- Your assignment: Every record is to be printed exactly as written, and any picture in it is skipped.

- Data extract:
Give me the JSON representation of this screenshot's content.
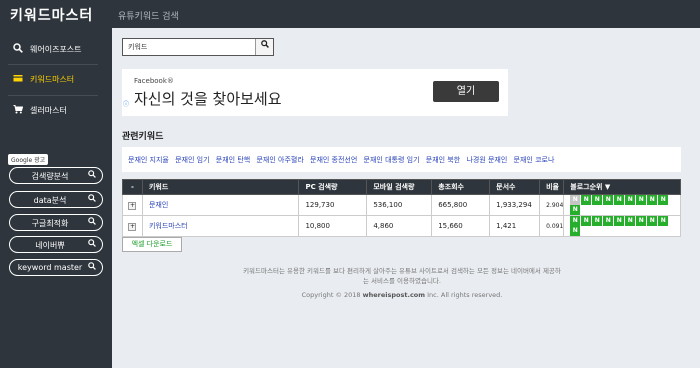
{
  "header": {
    "brand": "키워드마스터",
    "subtitle": "유튜키워드 검색"
  },
  "sidebar": {
    "menu": [
      {
        "label": "웨어이즈포스트",
        "icon": "search-icon"
      },
      {
        "label": "키워드마스터",
        "icon": "card-icon",
        "active": true
      },
      {
        "label": "셀러마스터",
        "icon": "cart-icon"
      }
    ],
    "google_badge": "Google 광고",
    "pills": [
      {
        "label": "검색량분석"
      },
      {
        "label": "data분석"
      },
      {
        "label": "구글최적화"
      },
      {
        "label": "네이버쀼"
      },
      {
        "label": "keyword master"
      }
    ]
  },
  "search": {
    "value": "키워드"
  },
  "ad": {
    "brand": "Facebook®",
    "headline": "자신의 것을 찾아보세요",
    "button": "열기"
  },
  "related": {
    "title": "관련키워드",
    "keywords": [
      "문재인 지지율",
      "문재인 임기",
      "문재인 탄핵",
      "문재인 아주혈라",
      "문재인 종전선언",
      "문재인 대통령 임기",
      "문재인 북한",
      "나경원 문재인",
      "문재인 코로나"
    ]
  },
  "table": {
    "headers": {
      "expand": "-",
      "keyword": "키워드",
      "pc": "PC 검색량",
      "mobile": "모바일 검색량",
      "total": "총조회수",
      "docs": "문서수",
      "ratio": "비율",
      "blog_rank": "블로그순위 ▼"
    },
    "rows": [
      {
        "expand": "+",
        "keyword": "문재인",
        "pc": "129,730",
        "mobile": "536,100",
        "total": "665,800",
        "docs": "1,933,294",
        "ratio": "2.904",
        "badges": [
          "N",
          "N",
          "N",
          "N",
          "N",
          "N",
          "N",
          "N",
          "N",
          "N"
        ],
        "first_badge_off": true
      },
      {
        "expand": "+",
        "keyword": "키워드마스터",
        "pc": "10,800",
        "mobile": "4,860",
        "total": "15,660",
        "docs": "1,421",
        "ratio": "0.091",
        "badges": [
          "N",
          "N",
          "N",
          "N",
          "N",
          "N",
          "N",
          "N",
          "N",
          "N"
        ],
        "first_badge_off": false
      }
    ]
  },
  "excel_button": "엑셀 다운로드",
  "footer": {
    "text": "키워드마스터는 유용한 키워드를 보다 편리하게 살아주는 유튜브 사이트로서 검색하는 모든 정보는 네이버에서 제공하는 서비스를 이용하였습니다.",
    "copyright_prefix": "Copyright © 2018",
    "copyright_site": "whereispost.com",
    "copyright_suffix": "Inc. All rights reserved."
  },
  "colors": {
    "sidebar_bg": "#2e353c",
    "accent_yellow": "#ffd200",
    "badge_green": "#27ae2c",
    "link_blue": "#2b44b8"
  }
}
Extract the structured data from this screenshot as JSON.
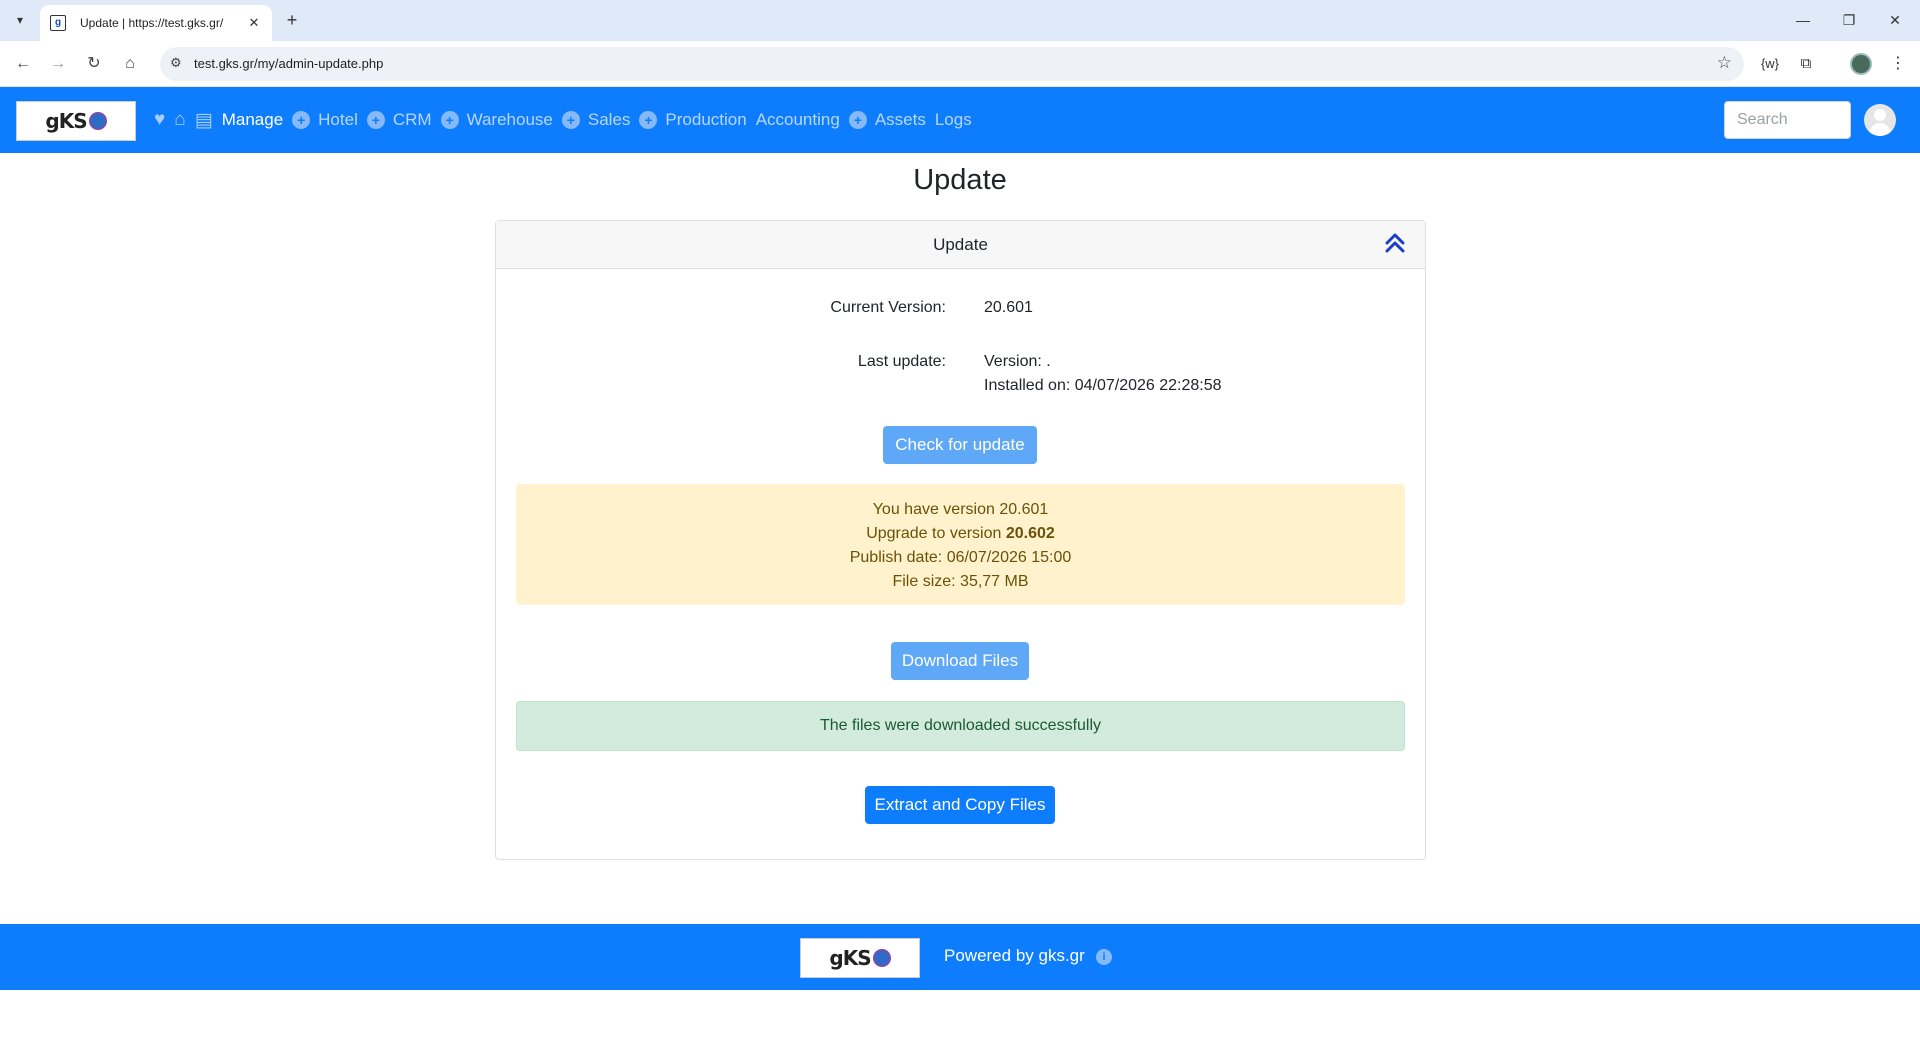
{
  "browser": {
    "tab_title": "Update | https://test.gks.gr/",
    "url": "test.gks.gr/my/admin-update.php"
  },
  "icons": {
    "tab_menu": "chevron-down-icon",
    "favicon": "site-favicon",
    "tab_close": "close-icon",
    "new_tab": "plus-icon",
    "back": "arrow-left-icon",
    "forward": "arrow-right-icon",
    "reload": "reload-icon",
    "home": "home-icon",
    "site_info": "tune-icon",
    "bookmark": "star-icon",
    "extension": "puzzle-icon",
    "menu": "kebab-menu-icon",
    "favorite": "heart-icon",
    "collapse": "double-chevron-up-icon",
    "info": "info-icon"
  },
  "navbar": {
    "logo_text": "gKS",
    "items": [
      {
        "label": "Manage",
        "active": true,
        "plus": false
      },
      {
        "label": "Hotel",
        "active": false,
        "plus": true
      },
      {
        "label": "CRM",
        "active": false,
        "plus": true
      },
      {
        "label": "Warehouse",
        "active": false,
        "plus": true
      },
      {
        "label": "Sales",
        "active": false,
        "plus": true
      },
      {
        "label": "Production",
        "active": false,
        "plus": true
      },
      {
        "label": "Accounting",
        "active": false,
        "plus": false
      },
      {
        "label": "Assets",
        "active": false,
        "plus": true
      },
      {
        "label": "Logs",
        "active": false,
        "plus": false
      }
    ],
    "search_placeholder": "Search"
  },
  "page": {
    "title": "Update",
    "card_title": "Update",
    "current_version_label": "Current Version:",
    "current_version_value": "20.601",
    "last_update_label": "Last update:",
    "last_update_version": "Version: .",
    "last_update_installed": "Installed on: 04/07/2026 22:28:58",
    "check_button": "Check for update",
    "warning": {
      "line1": "You have version 20.601",
      "line2_prefix": "Upgrade to version ",
      "line2_version": "20.602",
      "line3": "Publish date: 06/07/2026 15:00",
      "line4": "File size: 35,77 MB"
    },
    "download_button": "Download Files",
    "success_message": "The files were downloaded successfully",
    "extract_button": "Extract and Copy Files"
  },
  "footer": {
    "logo_text": "gKS",
    "powered_by": "Powered by gks.gr"
  },
  "colors": {
    "brand": "#0d7dfd",
    "button_light": "#5ea8f7",
    "warning_bg": "#fff2cd",
    "success_bg": "#d3ebdc"
  }
}
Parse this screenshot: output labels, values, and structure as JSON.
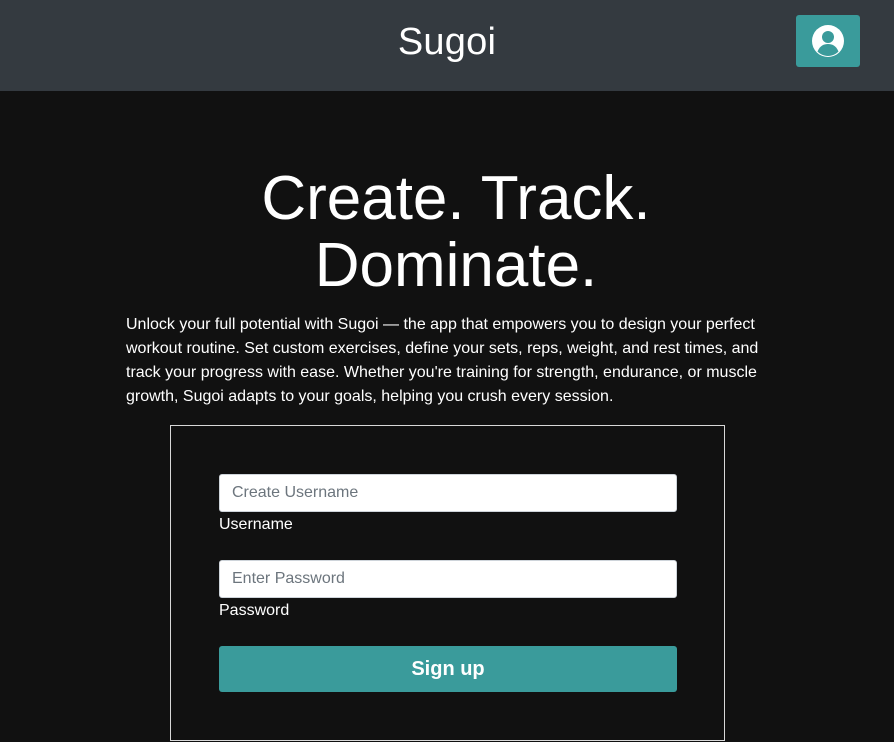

- Exercise response:
Give me the JSON representation of this screenshot's content.
{
  "header": {
    "brand": "키워드마스터",
    "subtitle": "유튜키워드 검색"
  },
  "sidebar": {
    "menu": [
      {
        "label": "웨어이즈포스트",
        "icon": "search-icon"
      },
      {
        "label": "키워드마스터",
        "icon": "card-icon",
        "active": true
      },
      {
        "label": "셀러마스터",
        "icon": "cart-icon"
      }
    ],
    "google_badge": "Google 광고",
    "pills": [
      {
        "label": "검색량분석"
      },
      {
        "label": "data분석"
      },
      {
        "label": "구글최적화"
      },
      {
        "label": "네이버쀼"
      },
      {
        "label": "keyword master"
      }
    ]
  },
  "search": {
    "value": "키워드"
  },
  "ad": {
    "brand": "Facebook®",
    "headline": "자신의 것을 찾아보세요",
    "button": "열기"
  },
  "related": {
    "title": "관련키워드",
    "keywords": [
      "문재인 지지율",
      "문재인 임기",
      "문재인 탄핵",
      "문재인 아주혈라",
      "문재인 종전선언",
      "문재인 대통령 임기",
      "문재인 북한",
      "나경원 문재인",
      "문재인 코로나"
    ]
  },
  "table": {
    "headers": {
      "expand": "-",
      "keyword": "키워드",
      "pc": "PC 검색량",
      "mobile": "모바일 검색량",
      "total": "총조회수",
      "docs": "문서수",
      "ratio": "비율",
      "blog_rank": "블로그순위 ▼"
    },
    "rows": [
      {
        "expand": "+",
        "keyword": "문재인",
        "pc": "129,730",
        "mobile": "536,100",
        "total": "665,800",
        "docs": "1,933,294",
        "ratio": "2.904",
        "badges": [
          "N",
          "N",
          "N",
          "N",
          "N",
          "N",
          "N",
          "N",
          "N",
          "N"
        ],
        "first_badge_off": true
      },
      {
        "expand": "+",
        "keyword": "키워드마스터",
        "pc": "10,800",
        "mobile": "4,860",
        "total": "15,660",
        "docs": "1,421",
        "ratio": "0.091",
        "badges": [
          "N",
          "N",
          "N",
          "N",
          "N",
          "N",
          "N",
          "N",
          "N",
          "N"
        ],
        "first_badge_off": false
      }
    ]
  },
  "excel_button": "엑셀 다운로드",
  "footer": {
    "text": "키워드마스터는 유용한 키워드를 보다 편리하게 살아주는 유튜브 사이트로서 검색하는 모든 정보는 네이버에서 제공하는 서비스를 이용하였습니다.",
    "copyright_prefix": "Copyright © 2018",
    "copyright_site": "whereispost.com",
    "copyright_suffix": "Inc. All rights reserved."
  },
  "colors": {
    "sidebar_bg": "#2e353c",
    "accent_yellow": "#ffd200",
    "badge_green": "#27ae2c",
    "link_blue": "#2b44b8"
  }
}
Extract the structured data from this screenshot as JSON.
{
  "browser": {
    "tab_title": "Update | https://test.gks.gr/",
    "url": "test.gks.gr/my/admin-update.php"
  },
  "icons": {
    "tab_menu": "chevron-down-icon",
    "favicon": "site-favicon",
    "tab_close": "close-icon",
    "new_tab": "plus-icon",
    "back": "arrow-left-icon",
    "forward": "arrow-right-icon",
    "reload": "reload-icon",
    "home": "home-icon",
    "site_info": "tune-icon",
    "bookmark": "star-icon",
    "extension": "puzzle-icon",
    "menu": "kebab-menu-icon",
    "favorite": "heart-icon",
    "collapse": "double-chevron-up-icon",
    "info": "info-icon"
  },
  "navbar": {
    "logo_text": "gKS",
    "items": [
      {
        "label": "Manage",
        "active": true,
        "plus": false
      },
      {
        "label": "Hotel",
        "active": false,
        "plus": true
      },
      {
        "label": "CRM",
        "active": false,
        "plus": true
      },
      {
        "label": "Warehouse",
        "active": false,
        "plus": true
      },
      {
        "label": "Sales",
        "active": false,
        "plus": true
      },
      {
        "label": "Production",
        "active": false,
        "plus": true
      },
      {
        "label": "Accounting",
        "active": false,
        "plus": false
      },
      {
        "label": "Assets",
        "active": false,
        "plus": true
      },
      {
        "label": "Logs",
        "active": false,
        "plus": false
      }
    ],
    "search_placeholder": "Search"
  },
  "page": {
    "title": "Update",
    "card_title": "Update",
    "current_version_label": "Current Version:",
    "current_version_value": "20.601",
    "last_update_label": "Last update:",
    "last_update_version": "Version: .",
    "last_update_installed": "Installed on: 04/07/2026 22:28:58",
    "check_button": "Check for update",
    "warning": {
      "line1": "You have version 20.601",
      "line2_prefix": "Upgrade to version ",
      "line2_version": "20.602",
      "line3": "Publish date: 06/07/2026 15:00",
      "line4": "File size: 35,77 MB"
    },
    "download_button": "Download Files",
    "success_message": "The files were downloaded successfully",
    "extract_button": "Extract and Copy Files"
  },
  "footer": {
    "logo_text": "gKS",
    "powered_by": "Powered by gks.gr"
  },
  "colors": {
    "brand": "#0d7dfd",
    "button_light": "#5ea8f7",
    "warning_bg": "#fff2cd",
    "success_bg": "#d3ebdc"
  }
}
Parse this screenshot: output labels, values, and structure as JSON.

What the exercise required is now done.